A somber day in American history will be recognized with the display of more than 300 quilts in Dover, courtesy of the 9/11 Memorial Quilt Project. The display will be held at Dover Middle School on Saturday, June 22 from noon to 8 p.m. The project was originally a dream of an Arizona resident who collected more than 20,000 quilt squares from all over the world — to honor each victim of 9/11. Although she passed away before she was able to complete this project, a Michigan resident took over the project and has made it her mission to take the quilts on tour to give others the opportunity to see them. Admission is free.

An exhibit at the Norma Johnson Center, outside Dover, will offer the opportunity to enjoy native Ohio butterflies up close and personal. The “All A Flutter” butterfly enclosure will be on display Thursday, July 11 through Sunday, July 21 from 10 a.m. to 4 p.m.

The 75th anniversary of the D-Day landings and the role railroading played in ending World War II will be commemorated at the Age of Steam Roundhouse in Sugarcreek on Friday and Saturday, July 5-6.

“The Age of Steam Roundhouse is a massive, real-life roundhouse where they restore trains and everything locomotive,” Rothacher said.

For more information about what awaits you in Ohio’s Amish Country be sure to contact these helpful visitor centers:

Coshocton Visitors Bureau

Mindy Brems


Holmes County Chamber of Commerce

Shasta Mast


Visit Canton

Tonja Marshall

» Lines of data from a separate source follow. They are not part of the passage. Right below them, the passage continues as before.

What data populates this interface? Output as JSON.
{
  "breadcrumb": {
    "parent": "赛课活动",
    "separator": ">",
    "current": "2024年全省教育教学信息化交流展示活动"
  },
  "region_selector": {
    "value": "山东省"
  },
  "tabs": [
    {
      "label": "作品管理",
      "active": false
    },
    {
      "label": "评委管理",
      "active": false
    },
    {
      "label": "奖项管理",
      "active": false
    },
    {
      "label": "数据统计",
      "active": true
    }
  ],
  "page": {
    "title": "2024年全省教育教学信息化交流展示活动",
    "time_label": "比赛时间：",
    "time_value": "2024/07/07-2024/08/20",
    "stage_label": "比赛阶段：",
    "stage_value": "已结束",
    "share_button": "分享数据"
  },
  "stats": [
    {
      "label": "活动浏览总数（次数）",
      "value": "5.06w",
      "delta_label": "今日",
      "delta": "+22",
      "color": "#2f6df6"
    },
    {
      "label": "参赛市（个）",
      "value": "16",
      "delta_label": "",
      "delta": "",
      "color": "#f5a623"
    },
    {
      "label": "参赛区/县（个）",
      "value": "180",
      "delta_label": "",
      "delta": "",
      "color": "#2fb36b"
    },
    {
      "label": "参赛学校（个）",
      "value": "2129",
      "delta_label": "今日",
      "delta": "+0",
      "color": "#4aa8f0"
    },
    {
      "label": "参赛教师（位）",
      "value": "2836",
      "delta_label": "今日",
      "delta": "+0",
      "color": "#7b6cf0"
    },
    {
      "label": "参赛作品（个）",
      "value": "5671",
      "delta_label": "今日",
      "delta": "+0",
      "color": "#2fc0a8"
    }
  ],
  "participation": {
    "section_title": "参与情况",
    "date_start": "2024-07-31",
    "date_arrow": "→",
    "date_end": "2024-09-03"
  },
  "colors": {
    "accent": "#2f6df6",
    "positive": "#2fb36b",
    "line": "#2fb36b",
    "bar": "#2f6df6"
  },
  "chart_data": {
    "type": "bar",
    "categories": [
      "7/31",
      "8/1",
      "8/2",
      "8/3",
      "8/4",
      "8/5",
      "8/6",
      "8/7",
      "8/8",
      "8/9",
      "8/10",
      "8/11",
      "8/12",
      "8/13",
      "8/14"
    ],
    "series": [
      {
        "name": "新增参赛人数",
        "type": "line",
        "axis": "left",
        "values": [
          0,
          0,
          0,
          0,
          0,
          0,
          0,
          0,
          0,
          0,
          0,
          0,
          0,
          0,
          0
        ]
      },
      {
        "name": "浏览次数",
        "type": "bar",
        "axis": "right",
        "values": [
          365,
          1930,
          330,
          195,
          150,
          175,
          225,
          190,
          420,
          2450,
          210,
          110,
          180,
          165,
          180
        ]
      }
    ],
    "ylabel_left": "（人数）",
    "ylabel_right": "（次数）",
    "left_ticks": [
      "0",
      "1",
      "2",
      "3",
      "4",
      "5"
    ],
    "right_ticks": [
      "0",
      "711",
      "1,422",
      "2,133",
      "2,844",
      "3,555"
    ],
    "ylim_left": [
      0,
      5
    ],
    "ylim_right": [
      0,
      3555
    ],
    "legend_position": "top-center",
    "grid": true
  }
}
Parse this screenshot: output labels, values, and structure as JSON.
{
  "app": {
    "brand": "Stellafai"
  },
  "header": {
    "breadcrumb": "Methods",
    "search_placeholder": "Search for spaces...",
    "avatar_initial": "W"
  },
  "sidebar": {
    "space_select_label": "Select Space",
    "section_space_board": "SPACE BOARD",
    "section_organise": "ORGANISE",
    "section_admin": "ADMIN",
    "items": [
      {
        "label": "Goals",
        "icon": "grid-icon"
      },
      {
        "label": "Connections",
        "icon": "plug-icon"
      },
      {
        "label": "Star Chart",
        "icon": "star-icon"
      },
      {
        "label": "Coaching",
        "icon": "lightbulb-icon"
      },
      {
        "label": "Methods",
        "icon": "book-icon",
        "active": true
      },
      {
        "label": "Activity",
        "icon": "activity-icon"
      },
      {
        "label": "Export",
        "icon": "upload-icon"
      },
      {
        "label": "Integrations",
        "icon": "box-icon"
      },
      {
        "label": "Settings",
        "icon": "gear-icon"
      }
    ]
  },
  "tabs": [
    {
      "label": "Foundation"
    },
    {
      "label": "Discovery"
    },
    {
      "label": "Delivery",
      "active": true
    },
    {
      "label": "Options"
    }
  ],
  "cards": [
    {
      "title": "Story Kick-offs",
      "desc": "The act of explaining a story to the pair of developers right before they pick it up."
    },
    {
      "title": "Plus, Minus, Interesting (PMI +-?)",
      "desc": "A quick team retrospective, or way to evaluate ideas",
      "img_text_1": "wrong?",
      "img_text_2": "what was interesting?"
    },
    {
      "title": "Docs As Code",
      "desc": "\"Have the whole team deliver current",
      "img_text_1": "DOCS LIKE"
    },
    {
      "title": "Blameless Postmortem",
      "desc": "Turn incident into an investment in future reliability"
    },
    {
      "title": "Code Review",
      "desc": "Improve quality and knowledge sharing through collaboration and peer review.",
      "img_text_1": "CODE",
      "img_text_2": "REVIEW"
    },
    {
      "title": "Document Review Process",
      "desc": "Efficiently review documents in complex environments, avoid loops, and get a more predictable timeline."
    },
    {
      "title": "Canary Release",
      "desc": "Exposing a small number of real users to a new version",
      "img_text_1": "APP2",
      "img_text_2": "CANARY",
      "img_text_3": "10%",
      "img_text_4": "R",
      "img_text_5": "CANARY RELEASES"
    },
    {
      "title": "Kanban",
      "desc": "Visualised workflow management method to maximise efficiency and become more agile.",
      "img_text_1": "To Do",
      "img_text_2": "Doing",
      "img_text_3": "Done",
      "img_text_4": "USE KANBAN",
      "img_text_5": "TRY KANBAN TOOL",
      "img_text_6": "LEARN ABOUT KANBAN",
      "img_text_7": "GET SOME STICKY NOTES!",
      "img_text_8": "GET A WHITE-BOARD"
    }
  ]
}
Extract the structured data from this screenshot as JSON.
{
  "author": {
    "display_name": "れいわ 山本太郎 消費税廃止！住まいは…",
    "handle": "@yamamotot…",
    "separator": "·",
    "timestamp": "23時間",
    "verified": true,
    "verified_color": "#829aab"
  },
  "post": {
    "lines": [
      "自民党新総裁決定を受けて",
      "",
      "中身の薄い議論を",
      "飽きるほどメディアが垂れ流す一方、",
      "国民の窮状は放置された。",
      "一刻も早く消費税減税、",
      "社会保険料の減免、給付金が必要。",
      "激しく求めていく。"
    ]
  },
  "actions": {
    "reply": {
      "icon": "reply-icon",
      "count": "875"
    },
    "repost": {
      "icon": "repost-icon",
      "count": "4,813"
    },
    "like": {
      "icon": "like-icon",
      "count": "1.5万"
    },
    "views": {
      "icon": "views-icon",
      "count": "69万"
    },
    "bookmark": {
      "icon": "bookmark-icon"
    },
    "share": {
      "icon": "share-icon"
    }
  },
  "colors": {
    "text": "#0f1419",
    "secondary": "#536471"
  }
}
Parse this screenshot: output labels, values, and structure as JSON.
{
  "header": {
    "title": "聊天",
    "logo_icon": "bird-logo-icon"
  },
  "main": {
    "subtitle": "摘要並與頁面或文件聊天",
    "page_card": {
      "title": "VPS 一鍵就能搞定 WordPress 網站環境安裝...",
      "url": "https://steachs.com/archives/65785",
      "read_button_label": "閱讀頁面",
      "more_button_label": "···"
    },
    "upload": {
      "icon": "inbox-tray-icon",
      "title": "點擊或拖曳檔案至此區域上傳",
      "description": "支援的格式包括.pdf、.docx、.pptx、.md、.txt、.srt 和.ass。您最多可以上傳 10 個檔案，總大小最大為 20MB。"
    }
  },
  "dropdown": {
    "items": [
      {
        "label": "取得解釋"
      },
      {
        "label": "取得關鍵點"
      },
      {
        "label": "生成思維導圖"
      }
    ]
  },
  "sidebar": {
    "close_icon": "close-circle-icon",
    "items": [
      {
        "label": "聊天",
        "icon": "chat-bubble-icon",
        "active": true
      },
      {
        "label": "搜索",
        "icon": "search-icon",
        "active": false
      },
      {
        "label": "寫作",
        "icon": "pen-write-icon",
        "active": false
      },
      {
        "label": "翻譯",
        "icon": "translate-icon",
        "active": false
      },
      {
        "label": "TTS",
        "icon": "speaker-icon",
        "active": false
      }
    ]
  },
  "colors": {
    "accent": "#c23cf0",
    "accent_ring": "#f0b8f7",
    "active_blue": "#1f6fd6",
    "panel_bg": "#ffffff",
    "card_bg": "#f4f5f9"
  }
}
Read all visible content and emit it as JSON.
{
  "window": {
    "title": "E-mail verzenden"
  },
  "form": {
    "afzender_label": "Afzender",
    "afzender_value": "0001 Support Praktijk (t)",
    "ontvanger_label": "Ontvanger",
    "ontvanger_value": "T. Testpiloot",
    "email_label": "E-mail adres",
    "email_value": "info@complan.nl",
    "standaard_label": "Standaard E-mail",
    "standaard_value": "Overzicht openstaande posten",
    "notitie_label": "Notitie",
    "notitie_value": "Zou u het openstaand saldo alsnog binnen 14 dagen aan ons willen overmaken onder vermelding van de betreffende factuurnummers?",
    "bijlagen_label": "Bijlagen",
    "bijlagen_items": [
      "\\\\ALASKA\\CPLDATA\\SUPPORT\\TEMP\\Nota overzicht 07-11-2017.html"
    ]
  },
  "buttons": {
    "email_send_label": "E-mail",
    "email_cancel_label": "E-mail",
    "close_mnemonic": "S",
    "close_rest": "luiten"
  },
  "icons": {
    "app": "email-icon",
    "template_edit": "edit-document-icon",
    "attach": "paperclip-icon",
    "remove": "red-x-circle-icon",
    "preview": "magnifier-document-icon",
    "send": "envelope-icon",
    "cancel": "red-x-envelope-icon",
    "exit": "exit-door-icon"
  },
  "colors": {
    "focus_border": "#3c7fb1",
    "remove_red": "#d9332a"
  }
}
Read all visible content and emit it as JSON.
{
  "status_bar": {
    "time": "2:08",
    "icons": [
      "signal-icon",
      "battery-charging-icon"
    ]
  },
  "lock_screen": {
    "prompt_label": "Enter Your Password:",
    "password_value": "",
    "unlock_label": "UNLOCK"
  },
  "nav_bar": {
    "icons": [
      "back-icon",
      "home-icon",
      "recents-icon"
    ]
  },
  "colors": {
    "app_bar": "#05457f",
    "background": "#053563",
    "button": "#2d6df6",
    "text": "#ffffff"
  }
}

Tuscarawas County Convention and Visitors Bureau

Dee Grossman


Wayne County Convention and Visitors Bureau

Marty Starkey